Mental Health News: Researchers at University of Cambridge found that teenagers with mental health problems who access mental health services are significantly less likely to suffer from clinical depression later in their adolescence as compared to those without access to treatment.
Previous studies showed that teenagers don’t benefit from mental health services. The new study published in Lancet Psychiatry, focused on 14-year-old adolescents with mental health problems and the effect of early intervention i.e contact with mental health services.
Researchers hired 1,238 14-year-old adolescents and their primary caregivers and followed them up at the age of 17. Teenagers self-reported their depression and the research team assessed the mental state and behaviour of all the participants. 126 of the participants had a current mental illness before the study began and only 48 of them had access to mental health services in the year prior to recruitment.
By the age of 17, individuals who were depressed and accessed mental health services showed significant improvement in clinical depression.The odds of reporting clinical depression were more than seven times higher in individuals without contact to mental health services.
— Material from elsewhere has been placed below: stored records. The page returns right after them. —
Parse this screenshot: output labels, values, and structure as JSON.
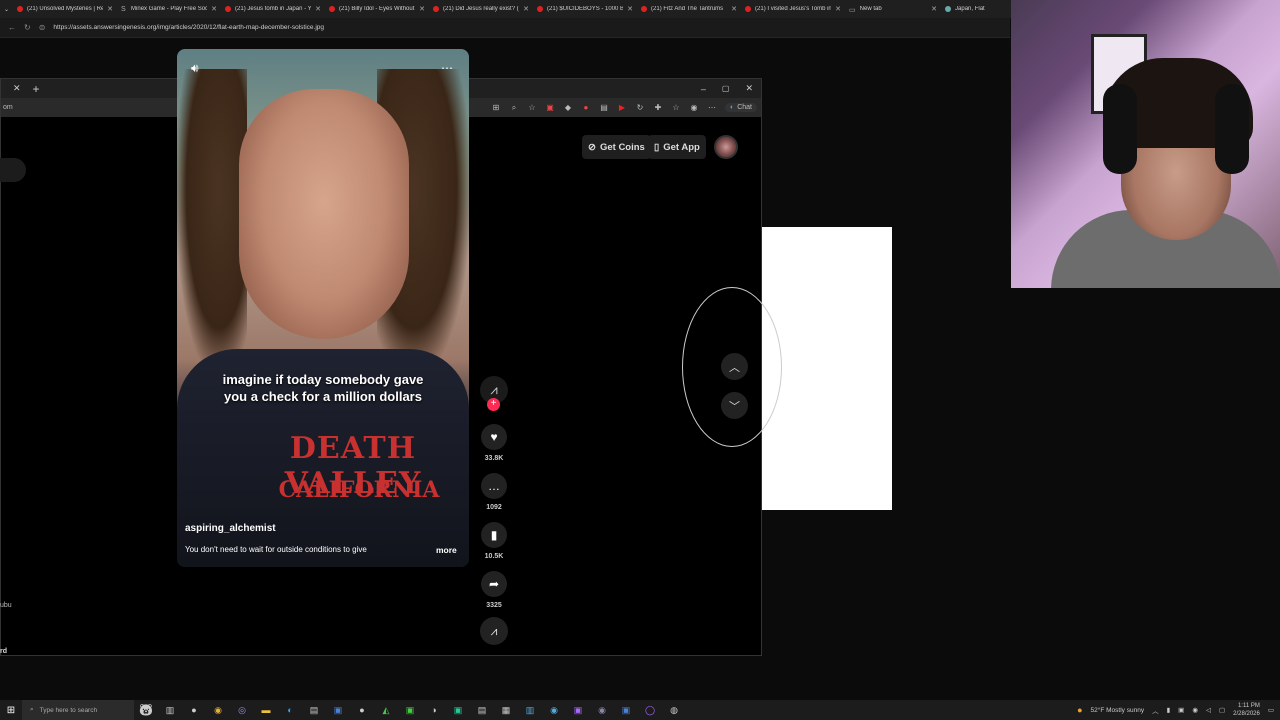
{
  "browser": {
    "tabs": [
      {
        "title": "(21) Unsolved Mysteries | Re",
        "favicon": "yt"
      },
      {
        "title": "Minex Game - Play Free Soc",
        "favicon": "s"
      },
      {
        "title": "(21) Jesus tomb in Japan - Y",
        "favicon": "yt"
      },
      {
        "title": "(21) Billy Idol - Eyes Without",
        "favicon": "yt"
      },
      {
        "title": "(21) Did Jesus really exist? (",
        "favicon": "yt"
      },
      {
        "title": "(21) $UICIDEBOYS - 1000 Bl",
        "favicon": "yt"
      },
      {
        "title": "(21) Fitz And The Tantrums",
        "favicon": "yt"
      },
      {
        "title": "(21) I visited Jesus's Tomb in",
        "favicon": "yt"
      },
      {
        "title": "New tab",
        "favicon": "new"
      },
      {
        "title": "Japan, Flat",
        "favicon": "g"
      }
    ],
    "url": "https://assets.answersingenesis.org/img/articles/2020/12/flat-earth-map-december-solstice.jpg"
  },
  "inner_window": {
    "tab_fragment": "om",
    "chat_label": "Chat"
  },
  "tiktok": {
    "get_coins": "Get Coins",
    "get_app": "Get App",
    "caption": "imagine if today somebody gave you a check for a million dollars",
    "shirt_line1": "DEATH VALLEY",
    "shirt_line2": "CALIFORNIA",
    "author": "aspiring_alchemist",
    "description": "You don't need to wait for outside conditions to give",
    "more": "more",
    "likes": "33.8K",
    "comments": "1092",
    "saves": "10.5K",
    "shares": "3325",
    "accent_color": "#fe2c55"
  },
  "left_fragments": {
    "bottom1": "ubu",
    "bottom2": "rd"
  },
  "taskbar": {
    "search_placeholder": "Type here to search",
    "weather": "52°F  Mostly sunny",
    "time": "1:11 PM",
    "date": "2/28/2026"
  }
}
“Mental illness can be a terrible burden on individuals, but our study shows clearly that if we intervene at an early stage, we can see potentially dramatic improvements in adolescents’ symptoms of depression and reduce the risk that they go on to develop severe depressive illness,” says Sharon Neufeld, first author of the study.
The study findings are important and emphasize the need to increase access to mental health services for children and adolescents. They have the right to get what they need and deserve. Mental illness begins at a very early age and leaving it untreated can damage the quality of life in their adolescence.
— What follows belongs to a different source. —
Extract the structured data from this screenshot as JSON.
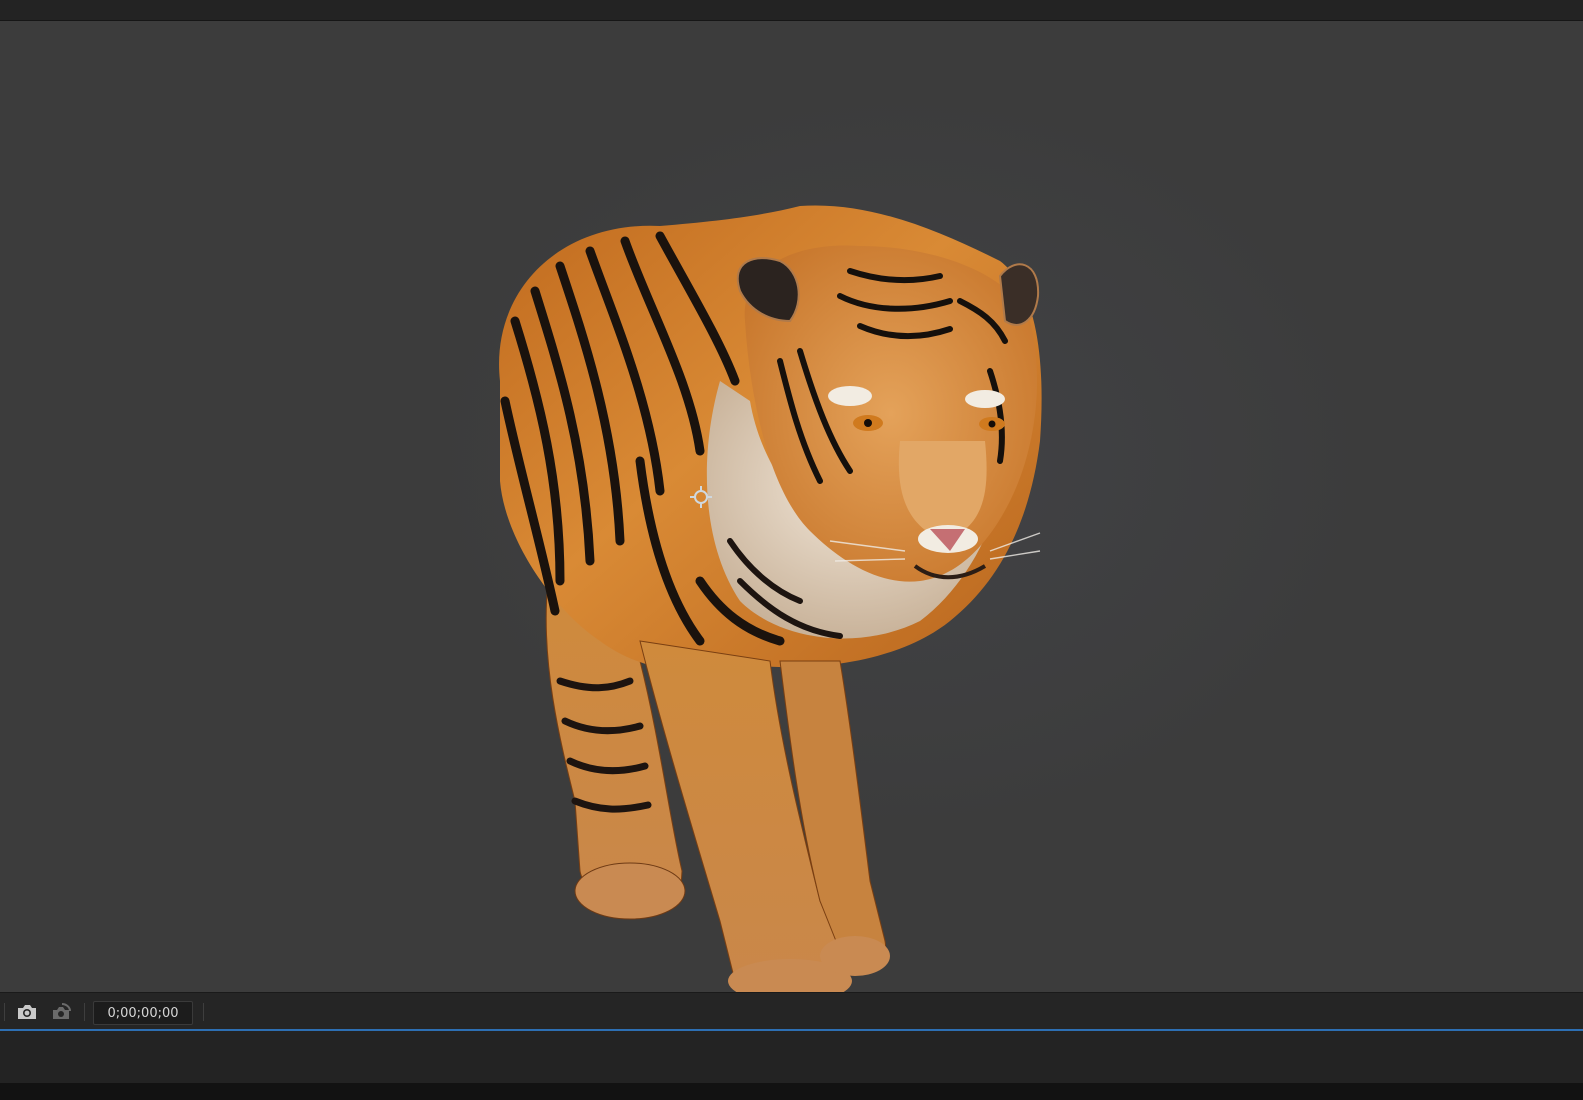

To Know More You May Refer To
Neufeld, S. A., Dunn, V. J., Jones, P. B., Croudace, T. J., & Goodyer, I. M. (2017). Reduction in adolescent depression after contact with mental health services: A longitudinal cohort study in the UK. The Lancet Psychiatry, 4(2), 120-127. https://doi.org/10.1016/s2215-0366(17)30002-0